### RECORDS FOR THIS EXERCISE ###

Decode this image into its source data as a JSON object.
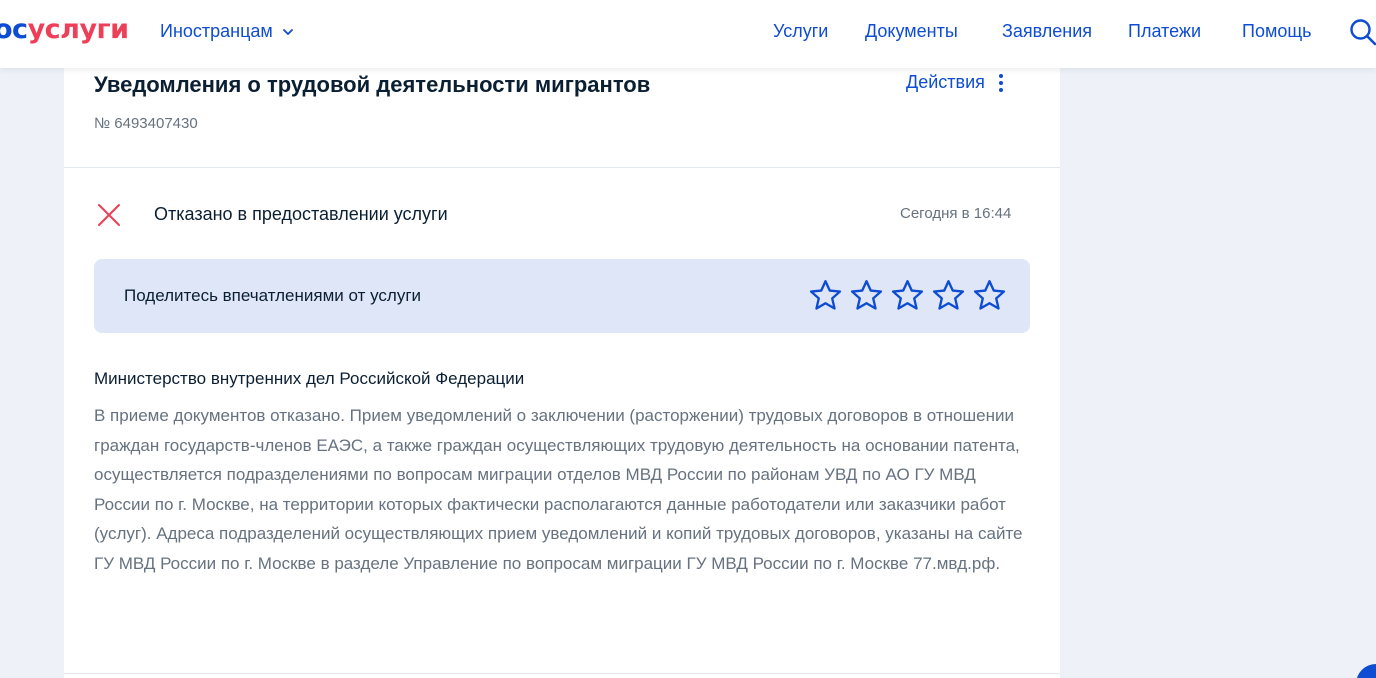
{
  "header": {
    "logo_part1": "ос",
    "logo_part2": "услуги",
    "language_menu": "Иностранцам",
    "nav": [
      "Услуги",
      "Документы",
      "Заявления",
      "Платежи",
      "Помощь"
    ]
  },
  "application": {
    "title": "Уведомления о трудовой деятельности мигрантов",
    "number": "№ 6493407430",
    "actions_label": "Действия"
  },
  "status": {
    "text": "Отказано в предоставлении услуги",
    "time": "Сегодня в 16:44",
    "icon": "close-icon",
    "color": "#ee3f58"
  },
  "feedback": {
    "prompt": "Поделитесь впечатлениями от услуги",
    "stars_total": 5,
    "rating": 0
  },
  "message": {
    "organization": "Министерство внутренних дел Российской Федерации",
    "text": "В приеме документов отказано. Прием уведомлений о заключении (расторжении) трудовых договоров в отношении граждан государств-членов ЕАЭС, а также граждан осуществляющих трудовую деятельность на основании патента, осуществляется подразделениями по вопросам миграции отделов МВД России по районам УВД по АО ГУ МВД России по г. Москве, на территории которых фактически располагаются данные работодатели или заказчики работ (услуг). Адреса подразделений осуществляющих прием уведомлений и копий трудовых договоров, указаны на сайте ГУ МВД России по г. Москве в разделе Управление по вопросам миграции ГУ МВД России по г. Москве 77.мвд.рф."
  },
  "colors": {
    "accent": "#0d4cd3",
    "brand_red": "#ee3f58",
    "background": "#eef2f8",
    "feedback_bg": "#dee6f7",
    "secondary_text": "#66727f"
  }
}
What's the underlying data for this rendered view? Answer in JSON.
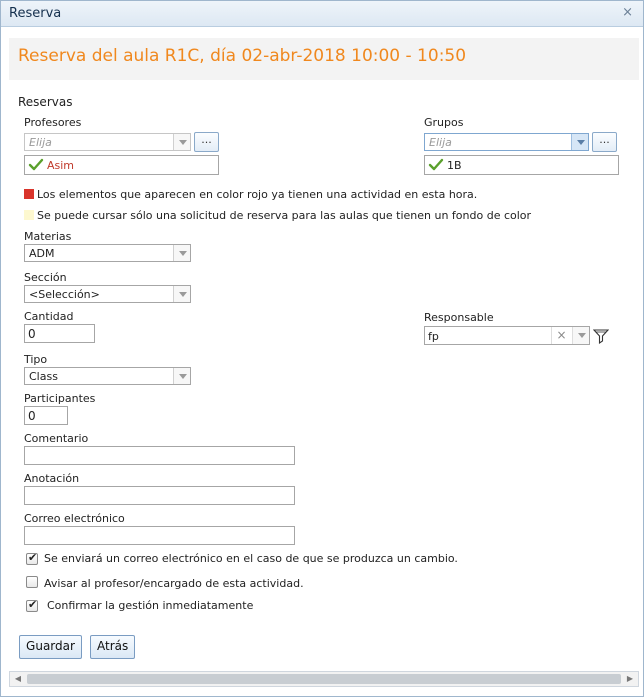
{
  "window": {
    "title": "Reserva",
    "close_glyph": "×"
  },
  "header": {
    "heading": "Reserva del aula R1C, día 02-abr-2018 10:00 - 10:50"
  },
  "reservas": {
    "label": "Reservas"
  },
  "profesores": {
    "label": "Profesores",
    "placeholder": "Elija",
    "browse_label": "...",
    "selected": "Asim",
    "selected_color": "#c0392b"
  },
  "grupos": {
    "label": "Grupos",
    "placeholder": "Elija",
    "browse_label": "...",
    "selected": "1B"
  },
  "legend": {
    "red_text": "Los elementos que aparecen en color rojo ya tienen una actividad en esta hora.",
    "red_color": "#d9342b",
    "yellow_text": "Se puede cursar sólo una solicitud de reserva para las aulas que tienen un fondo de color",
    "yellow_color": "#fdf8cf"
  },
  "materias": {
    "label": "Materias",
    "value": "ADM"
  },
  "seccion": {
    "label": "Sección",
    "value": "<Selección>"
  },
  "cantidad": {
    "label": "Cantidad",
    "value": "0"
  },
  "responsable": {
    "label": "Responsable",
    "value": "fp",
    "clear_glyph": "×"
  },
  "tipo": {
    "label": "Tipo",
    "value": "Class"
  },
  "participantes": {
    "label": "Participantes",
    "value": "0"
  },
  "comentario": {
    "label": "Comentario",
    "value": ""
  },
  "anotacion": {
    "label": "Anotación",
    "value": ""
  },
  "correo": {
    "label": "Correo electrónico",
    "value": ""
  },
  "options": [
    {
      "label": "Se enviará un correo electrónico en el caso de que se produzca un cambio.",
      "checked": true
    },
    {
      "label": "Avisar al profesor/encargado de esta actividad.",
      "checked": false
    },
    {
      "label": "Confirmar la gestión inmediatamente",
      "checked": true
    }
  ],
  "buttons": {
    "save": "Guardar",
    "back": "Atrás"
  },
  "scrollbar": {
    "left_glyph": "◀",
    "right_glyph": "▶"
  },
  "colors": {
    "accent": "#f0881e",
    "check_green": "#5aa02c"
  }
}
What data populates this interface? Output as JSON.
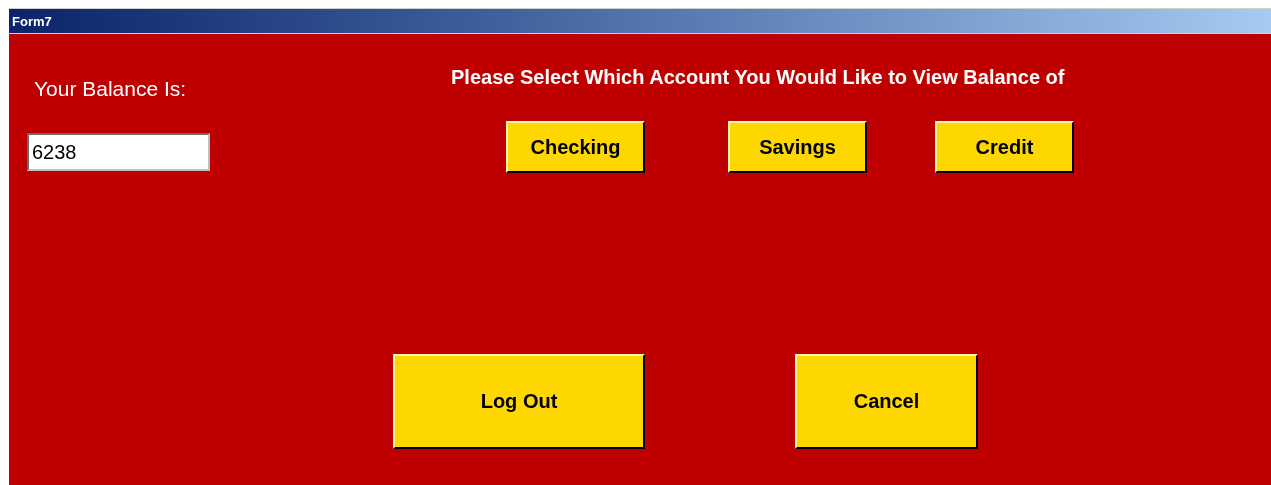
{
  "window": {
    "title": "Form7"
  },
  "balance_label": "Your Balance Is:",
  "balance_field": {
    "value": "6238"
  },
  "prompt": "Please Select Which Account You Would Like to View Balance of",
  "account_buttons": [
    "Checking",
    "Savings",
    "Credit"
  ],
  "action_buttons": [
    "Log Out",
    "Cancel"
  ]
}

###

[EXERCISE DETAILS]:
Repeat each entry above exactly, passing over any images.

[RESULT]:
Decode this image into its source data as a JSON object.
{
  "header": {
    "logo_part1": "ос",
    "logo_part2": "услуги",
    "language_menu": "Иностранцам",
    "nav": [
      "Услуги",
      "Документы",
      "Заявления",
      "Платежи",
      "Помощь"
    ]
  },
  "application": {
    "title": "Уведомления о трудовой деятельности мигрантов",
    "number": "№ 6493407430",
    "actions_label": "Действия"
  },
  "status": {
    "text": "Отказано в предоставлении услуги",
    "time": "Сегодня в 16:44",
    "icon": "close-icon",
    "color": "#ee3f58"
  },
  "feedback": {
    "prompt": "Поделитесь впечатлениями от услуги",
    "stars_total": 5,
    "rating": 0
  },
  "message": {
    "organization": "Министерство внутренних дел Российской Федерации",
    "text": "В приеме документов отказано. Прием уведомлений о заключении (расторжении) трудовых договоров в отношении граждан государств-членов ЕАЭС, а также граждан осуществляющих трудовую деятельность на основании патента, осуществляется подразделениями по вопросам миграции отделов МВД России по районам УВД по АО ГУ МВД России по г. Москве, на территории которых фактически располагаются данные работодатели или заказчики работ (услуг). Адреса подразделений осуществляющих прием уведомлений и копий трудовых договоров, указаны на сайте ГУ МВД России по г. Москве в разделе Управление по вопросам миграции ГУ МВД России по г. Москве 77.мвд.рф."
  },
  "colors": {
    "accent": "#0d4cd3",
    "brand_red": "#ee3f58",
    "background": "#eef2f8",
    "feedback_bg": "#dee6f7",
    "secondary_text": "#66727f"
  }
}
What's the underlying data for this rendered view? Answer in JSON.
{
  "window": {
    "title": "Reserva",
    "close_glyph": "×"
  },
  "header": {
    "heading": "Reserva del aula R1C, día 02-abr-2018 10:00 - 10:50"
  },
  "reservas": {
    "label": "Reservas"
  },
  "profesores": {
    "label": "Profesores",
    "placeholder": "Elija",
    "browse_label": "...",
    "selected": "Asim",
    "selected_color": "#c0392b"
  },
  "grupos": {
    "label": "Grupos",
    "placeholder": "Elija",
    "browse_label": "...",
    "selected": "1B"
  },
  "legend": {
    "red_text": "Los elementos que aparecen en color rojo ya tienen una actividad en esta hora.",
    "red_color": "#d9342b",
    "yellow_text": "Se puede cursar sólo una solicitud de reserva para las aulas que tienen un fondo de color",
    "yellow_color": "#fdf8cf"
  },
  "materias": {
    "label": "Materias",
    "value": "ADM"
  },
  "seccion": {
    "label": "Sección",
    "value": "<Selección>"
  },
  "cantidad": {
    "label": "Cantidad",
    "value": "0"
  },
  "responsable": {
    "label": "Responsable",
    "value": "fp",
    "clear_glyph": "×"
  },
  "tipo": {
    "label": "Tipo",
    "value": "Class"
  },
  "participantes": {
    "label": "Participantes",
    "value": "0"
  },
  "comentario": {
    "label": "Comentario",
    "value": ""
  },
  "anotacion": {
    "label": "Anotación",
    "value": ""
  },
  "correo": {
    "label": "Correo electrónico",
    "value": ""
  },
  "options": [
    {
      "label": "Se enviará un correo electrónico en el caso de que se produzca un cambio.",
      "checked": true
    },
    {
      "label": "Avisar al profesor/encargado de esta actividad.",
      "checked": false
    },
    {
      "label": "Confirmar la gestión inmediatamente",
      "checked": true
    }
  ],
  "buttons": {
    "save": "Guardar",
    "back": "Atrás"
  },
  "scrollbar": {
    "left_glyph": "◀",
    "right_glyph": "▶"
  },
  "colors": {
    "accent": "#f0881e",
    "check_green": "#5aa02c"
  }
}
What data populates this interface? Output as JSON.
{
  "window": {
    "title": "Form7"
  },
  "balance_label": "Your Balance Is:",
  "balance_field": {
    "value": "6238"
  },
  "prompt": "Please Select Which Account You Would Like to View Balance of",
  "account_buttons": [
    "Checking",
    "Savings",
    "Credit"
  ],
  "action_buttons": [
    "Log Out",
    "Cancel"
  ]
}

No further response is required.